Mucositis (sometimes called stomatitis) is inflammation and damage of the mucous membranes lining the mouth and other parts of the gastrointestinal (GI) tract.
Mucositis is a common side effect of chemotherapy and can also be seen in individuals who receive bone-marrow transplants or radiation therapy. Younger patients and those with poor dental hygiene, dry mouths, or gum disease are at higher risk of developing mucositis, though it is not possible to predict which patients will develop mucositis. Specific chemotherapy drugs, their dose and frequency of administration, and concomitant irradiation can affect the risk of developing mucositis.
Mucositis typically develops 5 to 14 days after chemotherapy. Symptoms range from a mild soreness in the mouth to a severe form requiring hospitalization. Symptoms include pain, burning, and redness in the mouth. Ulcers may develop, increasing the risk for bleeding and infection. Dryness of the mouth can lead to bad breath as well as difficulty in speaking and tasting food. Pain and difficulty swallowing may limit food and water intake, leading to dehydration and weight loss. A feeding tube may sometimes be required to supplement or replace feeding by mouth.
The symptoms of mucositis of the GI tract depend on the specific portion affected but can include any of the following:
Passing blood and/or mucus with stools
Pain with bowel movements
Uncomplicated mucositis is a self-limited condition. Control of pain is critical, and systemic pain medication may be required if topical agents are ineffective. Swishing ice chips in the mouth can provide relief. Foods that are hard or require much chewing, or those that are dry, spicy, hot, or acidic should be avoided, along with alcohol and smoking. Oral care, including removal of dentures if present and frequent mouth rinses (with water or a solution made by dissolving a teaspoon of baking soda in 4 ounces of water) may also be helpful.
In severe cases, patients may need to be admitted to the hospital for pain control, intravenous fluids and nutrition, and monitoring and treatment of superimposed infection or bleeding. Patients with uncontrolled diarrhea or blood in their stool are often admitted to the hospital. Most patients who develop mucositis are able to safely resume chemotherapy, although the dose and schedule of further treatment may sometimes be altered.
A thorough oral and dental care assessment prior to initiating chemotherapy may reduce the risk of mucositis. Swishing ice chips in the mouth for 30 minutes around the time of chemotherapy, sometimes referred to as “oral cryotherapy,” may provide a very inexpensive and effective way to prevent or minimize mucositis.
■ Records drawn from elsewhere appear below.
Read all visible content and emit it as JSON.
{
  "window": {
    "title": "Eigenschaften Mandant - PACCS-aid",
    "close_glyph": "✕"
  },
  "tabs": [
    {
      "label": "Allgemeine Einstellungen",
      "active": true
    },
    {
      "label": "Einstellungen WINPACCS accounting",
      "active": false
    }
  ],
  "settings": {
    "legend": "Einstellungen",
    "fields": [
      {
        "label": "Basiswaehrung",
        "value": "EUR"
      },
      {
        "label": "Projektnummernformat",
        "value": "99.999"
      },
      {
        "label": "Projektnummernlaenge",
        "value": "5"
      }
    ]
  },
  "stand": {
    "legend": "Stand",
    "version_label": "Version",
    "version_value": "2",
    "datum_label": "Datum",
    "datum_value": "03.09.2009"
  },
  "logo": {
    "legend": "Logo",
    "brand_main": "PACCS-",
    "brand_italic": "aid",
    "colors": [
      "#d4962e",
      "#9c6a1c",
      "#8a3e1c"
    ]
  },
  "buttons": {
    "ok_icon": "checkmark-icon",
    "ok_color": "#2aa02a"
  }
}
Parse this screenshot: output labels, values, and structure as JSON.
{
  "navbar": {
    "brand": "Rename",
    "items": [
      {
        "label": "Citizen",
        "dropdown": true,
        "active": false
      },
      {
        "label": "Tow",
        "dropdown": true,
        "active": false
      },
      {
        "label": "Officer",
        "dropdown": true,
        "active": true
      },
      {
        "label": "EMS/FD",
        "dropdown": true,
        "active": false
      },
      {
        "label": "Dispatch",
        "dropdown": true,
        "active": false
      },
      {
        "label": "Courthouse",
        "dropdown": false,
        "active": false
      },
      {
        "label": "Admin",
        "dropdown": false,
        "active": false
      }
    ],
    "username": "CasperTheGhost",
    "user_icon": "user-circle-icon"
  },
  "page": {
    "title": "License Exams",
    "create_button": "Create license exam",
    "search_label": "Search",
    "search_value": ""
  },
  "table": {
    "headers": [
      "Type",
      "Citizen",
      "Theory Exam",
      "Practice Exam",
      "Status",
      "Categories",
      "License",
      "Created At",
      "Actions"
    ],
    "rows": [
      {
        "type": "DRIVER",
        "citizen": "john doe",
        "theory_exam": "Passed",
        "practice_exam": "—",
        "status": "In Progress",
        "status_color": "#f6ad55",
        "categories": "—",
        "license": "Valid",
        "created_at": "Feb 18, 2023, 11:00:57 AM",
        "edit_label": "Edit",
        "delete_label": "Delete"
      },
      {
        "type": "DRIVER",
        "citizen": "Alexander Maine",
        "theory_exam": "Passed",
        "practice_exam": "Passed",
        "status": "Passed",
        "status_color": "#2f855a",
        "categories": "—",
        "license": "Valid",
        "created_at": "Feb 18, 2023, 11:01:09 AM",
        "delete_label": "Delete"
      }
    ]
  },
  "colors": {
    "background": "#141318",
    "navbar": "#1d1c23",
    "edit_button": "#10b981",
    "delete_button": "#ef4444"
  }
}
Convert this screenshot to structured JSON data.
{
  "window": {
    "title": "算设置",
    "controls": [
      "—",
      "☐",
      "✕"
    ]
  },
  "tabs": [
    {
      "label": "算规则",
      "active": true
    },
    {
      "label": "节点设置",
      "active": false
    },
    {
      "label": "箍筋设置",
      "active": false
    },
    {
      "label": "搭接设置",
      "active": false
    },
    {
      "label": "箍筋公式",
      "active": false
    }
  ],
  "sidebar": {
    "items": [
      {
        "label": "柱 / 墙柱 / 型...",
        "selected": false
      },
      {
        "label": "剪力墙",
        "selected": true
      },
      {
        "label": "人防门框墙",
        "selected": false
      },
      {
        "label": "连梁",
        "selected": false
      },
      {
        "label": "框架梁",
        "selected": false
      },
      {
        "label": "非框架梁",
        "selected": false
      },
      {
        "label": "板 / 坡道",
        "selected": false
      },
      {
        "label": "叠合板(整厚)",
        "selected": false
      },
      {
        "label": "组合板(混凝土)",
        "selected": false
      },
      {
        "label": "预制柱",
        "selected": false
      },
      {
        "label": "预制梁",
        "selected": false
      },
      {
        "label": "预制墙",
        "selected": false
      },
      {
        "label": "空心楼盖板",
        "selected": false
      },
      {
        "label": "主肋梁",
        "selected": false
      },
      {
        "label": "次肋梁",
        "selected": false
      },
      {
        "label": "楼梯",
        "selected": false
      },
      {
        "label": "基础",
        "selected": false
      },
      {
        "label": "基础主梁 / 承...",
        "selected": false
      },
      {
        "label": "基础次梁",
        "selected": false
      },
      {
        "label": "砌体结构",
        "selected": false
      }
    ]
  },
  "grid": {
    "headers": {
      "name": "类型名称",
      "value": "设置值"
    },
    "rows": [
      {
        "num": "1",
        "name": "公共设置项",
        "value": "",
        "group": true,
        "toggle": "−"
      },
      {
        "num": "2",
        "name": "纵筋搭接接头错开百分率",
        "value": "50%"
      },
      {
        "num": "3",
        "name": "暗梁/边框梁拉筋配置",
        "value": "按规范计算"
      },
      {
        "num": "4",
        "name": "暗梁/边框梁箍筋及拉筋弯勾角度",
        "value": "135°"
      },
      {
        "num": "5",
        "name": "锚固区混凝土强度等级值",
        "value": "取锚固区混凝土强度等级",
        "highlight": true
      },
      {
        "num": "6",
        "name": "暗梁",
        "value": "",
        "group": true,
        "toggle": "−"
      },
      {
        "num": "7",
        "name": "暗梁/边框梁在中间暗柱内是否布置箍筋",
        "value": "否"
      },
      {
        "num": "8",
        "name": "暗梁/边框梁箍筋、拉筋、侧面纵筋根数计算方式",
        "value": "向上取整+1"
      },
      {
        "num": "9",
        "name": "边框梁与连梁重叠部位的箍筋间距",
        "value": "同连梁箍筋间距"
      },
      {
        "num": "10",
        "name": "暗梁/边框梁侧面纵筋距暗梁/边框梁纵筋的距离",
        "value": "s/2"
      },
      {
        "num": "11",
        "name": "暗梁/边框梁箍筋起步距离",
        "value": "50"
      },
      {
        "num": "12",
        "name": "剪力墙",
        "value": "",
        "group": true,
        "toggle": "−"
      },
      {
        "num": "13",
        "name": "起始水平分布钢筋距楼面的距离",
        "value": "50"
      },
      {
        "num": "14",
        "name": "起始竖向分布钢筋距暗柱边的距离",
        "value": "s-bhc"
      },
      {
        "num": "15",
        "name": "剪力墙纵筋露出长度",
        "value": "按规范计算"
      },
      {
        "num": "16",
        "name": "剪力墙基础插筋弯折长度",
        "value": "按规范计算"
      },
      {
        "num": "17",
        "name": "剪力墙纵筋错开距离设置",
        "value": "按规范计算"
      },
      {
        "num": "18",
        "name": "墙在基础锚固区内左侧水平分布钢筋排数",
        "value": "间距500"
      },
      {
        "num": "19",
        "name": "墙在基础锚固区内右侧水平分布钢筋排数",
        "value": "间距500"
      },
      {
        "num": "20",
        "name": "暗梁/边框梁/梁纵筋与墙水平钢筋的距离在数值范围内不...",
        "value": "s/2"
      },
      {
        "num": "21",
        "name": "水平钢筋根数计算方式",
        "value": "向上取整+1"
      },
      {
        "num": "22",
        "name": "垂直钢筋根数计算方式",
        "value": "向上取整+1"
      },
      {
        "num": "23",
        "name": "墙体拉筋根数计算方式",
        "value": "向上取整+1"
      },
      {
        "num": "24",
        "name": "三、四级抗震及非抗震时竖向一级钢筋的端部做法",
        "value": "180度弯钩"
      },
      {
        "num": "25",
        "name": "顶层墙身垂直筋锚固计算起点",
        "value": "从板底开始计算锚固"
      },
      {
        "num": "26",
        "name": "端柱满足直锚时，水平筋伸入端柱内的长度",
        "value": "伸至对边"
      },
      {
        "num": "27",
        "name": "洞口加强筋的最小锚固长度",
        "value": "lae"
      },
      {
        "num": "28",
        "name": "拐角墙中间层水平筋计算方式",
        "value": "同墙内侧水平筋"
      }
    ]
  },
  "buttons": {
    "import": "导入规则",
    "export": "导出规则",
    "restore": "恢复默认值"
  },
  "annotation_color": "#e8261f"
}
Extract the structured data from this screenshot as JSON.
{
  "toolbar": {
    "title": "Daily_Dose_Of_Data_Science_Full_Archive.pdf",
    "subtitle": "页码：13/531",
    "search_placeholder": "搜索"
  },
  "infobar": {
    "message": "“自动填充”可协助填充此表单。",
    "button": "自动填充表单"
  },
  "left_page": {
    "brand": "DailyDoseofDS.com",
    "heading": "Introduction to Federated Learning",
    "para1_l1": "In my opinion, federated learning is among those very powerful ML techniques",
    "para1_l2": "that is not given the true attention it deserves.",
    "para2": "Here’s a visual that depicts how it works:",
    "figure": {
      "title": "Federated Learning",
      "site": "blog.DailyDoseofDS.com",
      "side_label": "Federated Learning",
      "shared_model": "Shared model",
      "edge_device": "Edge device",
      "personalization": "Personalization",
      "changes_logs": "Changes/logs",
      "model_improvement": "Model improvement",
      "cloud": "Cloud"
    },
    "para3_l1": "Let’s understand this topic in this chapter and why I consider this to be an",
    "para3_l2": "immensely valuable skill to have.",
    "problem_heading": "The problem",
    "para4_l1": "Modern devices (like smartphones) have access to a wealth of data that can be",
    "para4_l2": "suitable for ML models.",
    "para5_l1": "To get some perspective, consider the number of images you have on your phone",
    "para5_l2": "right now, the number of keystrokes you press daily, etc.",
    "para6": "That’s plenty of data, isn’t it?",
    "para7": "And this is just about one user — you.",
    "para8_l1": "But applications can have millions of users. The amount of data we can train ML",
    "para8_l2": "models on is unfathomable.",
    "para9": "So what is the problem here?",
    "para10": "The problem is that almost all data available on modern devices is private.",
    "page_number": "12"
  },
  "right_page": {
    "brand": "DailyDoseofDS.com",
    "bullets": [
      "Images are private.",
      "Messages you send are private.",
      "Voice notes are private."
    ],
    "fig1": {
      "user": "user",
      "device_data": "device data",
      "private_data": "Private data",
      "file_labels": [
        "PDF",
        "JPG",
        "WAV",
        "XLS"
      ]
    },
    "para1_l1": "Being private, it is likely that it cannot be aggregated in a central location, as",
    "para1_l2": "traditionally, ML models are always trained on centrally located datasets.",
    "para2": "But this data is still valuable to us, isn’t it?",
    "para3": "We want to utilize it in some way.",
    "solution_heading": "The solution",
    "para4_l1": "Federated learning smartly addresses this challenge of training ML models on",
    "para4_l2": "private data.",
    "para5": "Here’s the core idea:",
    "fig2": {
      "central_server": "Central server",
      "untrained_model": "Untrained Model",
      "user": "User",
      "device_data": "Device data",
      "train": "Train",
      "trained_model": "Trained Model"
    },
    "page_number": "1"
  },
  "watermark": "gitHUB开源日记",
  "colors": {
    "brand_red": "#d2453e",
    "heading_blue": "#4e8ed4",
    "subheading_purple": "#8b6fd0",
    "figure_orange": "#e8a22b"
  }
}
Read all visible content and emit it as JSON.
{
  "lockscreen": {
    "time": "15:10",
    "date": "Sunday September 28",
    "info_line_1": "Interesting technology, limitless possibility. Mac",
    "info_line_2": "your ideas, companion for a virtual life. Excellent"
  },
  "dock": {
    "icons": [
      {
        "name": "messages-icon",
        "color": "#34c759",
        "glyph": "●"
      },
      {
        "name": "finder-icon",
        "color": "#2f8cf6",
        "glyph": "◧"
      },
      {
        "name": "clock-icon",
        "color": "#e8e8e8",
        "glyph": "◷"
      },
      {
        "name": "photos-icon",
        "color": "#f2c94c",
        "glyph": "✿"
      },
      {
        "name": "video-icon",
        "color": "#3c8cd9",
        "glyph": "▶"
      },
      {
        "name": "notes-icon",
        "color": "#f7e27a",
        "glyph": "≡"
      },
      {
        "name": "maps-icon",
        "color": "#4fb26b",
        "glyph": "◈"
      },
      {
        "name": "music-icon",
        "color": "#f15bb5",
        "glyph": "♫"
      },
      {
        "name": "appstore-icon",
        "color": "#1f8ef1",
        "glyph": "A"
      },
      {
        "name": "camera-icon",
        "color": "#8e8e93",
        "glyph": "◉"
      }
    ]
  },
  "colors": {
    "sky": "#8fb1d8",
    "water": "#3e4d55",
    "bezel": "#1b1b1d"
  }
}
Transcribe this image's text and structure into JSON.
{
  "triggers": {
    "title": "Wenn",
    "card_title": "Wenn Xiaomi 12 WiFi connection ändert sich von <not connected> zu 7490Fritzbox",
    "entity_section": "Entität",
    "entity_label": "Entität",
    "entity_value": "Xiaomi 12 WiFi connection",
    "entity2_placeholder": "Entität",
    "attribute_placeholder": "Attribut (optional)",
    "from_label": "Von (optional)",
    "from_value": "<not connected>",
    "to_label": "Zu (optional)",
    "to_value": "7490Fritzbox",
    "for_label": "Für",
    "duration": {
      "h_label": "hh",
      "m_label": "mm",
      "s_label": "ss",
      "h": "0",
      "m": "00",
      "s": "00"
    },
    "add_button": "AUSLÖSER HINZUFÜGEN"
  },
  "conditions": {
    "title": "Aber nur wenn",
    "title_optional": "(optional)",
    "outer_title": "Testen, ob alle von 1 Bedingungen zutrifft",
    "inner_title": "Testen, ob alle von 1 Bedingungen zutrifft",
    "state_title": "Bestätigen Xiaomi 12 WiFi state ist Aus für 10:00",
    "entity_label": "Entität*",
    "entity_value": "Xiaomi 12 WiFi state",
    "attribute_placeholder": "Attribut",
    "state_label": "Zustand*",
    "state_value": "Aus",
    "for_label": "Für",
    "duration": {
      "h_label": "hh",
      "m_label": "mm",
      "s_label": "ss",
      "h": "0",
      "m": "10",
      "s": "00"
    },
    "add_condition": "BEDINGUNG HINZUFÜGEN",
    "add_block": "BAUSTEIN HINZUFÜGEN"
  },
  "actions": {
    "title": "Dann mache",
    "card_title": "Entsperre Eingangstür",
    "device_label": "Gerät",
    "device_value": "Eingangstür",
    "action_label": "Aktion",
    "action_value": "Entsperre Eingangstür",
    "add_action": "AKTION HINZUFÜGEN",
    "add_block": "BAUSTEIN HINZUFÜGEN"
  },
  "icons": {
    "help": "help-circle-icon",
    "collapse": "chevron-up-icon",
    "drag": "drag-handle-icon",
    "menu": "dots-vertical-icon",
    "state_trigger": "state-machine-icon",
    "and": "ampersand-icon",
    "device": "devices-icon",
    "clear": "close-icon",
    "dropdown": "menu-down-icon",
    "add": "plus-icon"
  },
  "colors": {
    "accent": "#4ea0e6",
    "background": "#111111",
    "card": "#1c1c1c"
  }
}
Palifermin, a drug that promotes healing and regeneration of cells, low-level laser irradiation to the mouth, and mouthwashes may be helpful in preventing stomatitis in certain high-risk patients. In addition, certain medications can be used to reduce GI mucositis in the appropriate clinical setting.
Multinational Association of Supportive Care in Cancer and International Society of Oral Oncology (MASCC/ISOO) clinical practice guidelines for mucositis secondary to cancer therapy.http://www.ncbi.nlm.nih.gov/pubmed/24615748
National Cancer Institute Common Terminology Criteria for Adverse Events (CTCAE) version 4http://evs.nci.nih.gov/ftp1/CTCAE/CTCAE_4.03_2010-06-14_QuickReference_5x7.pdf
Published Online: September 1, 2016. doi:10.1001/jamaoncol.2016.2103
Conflict of Interest Disclosures: None reported.
Gupta A, West H(. Mucositis (or Stomatitis). JAMA Oncol. 2016;2(10):1379. doi:10.1001/jamaoncol.2016.2103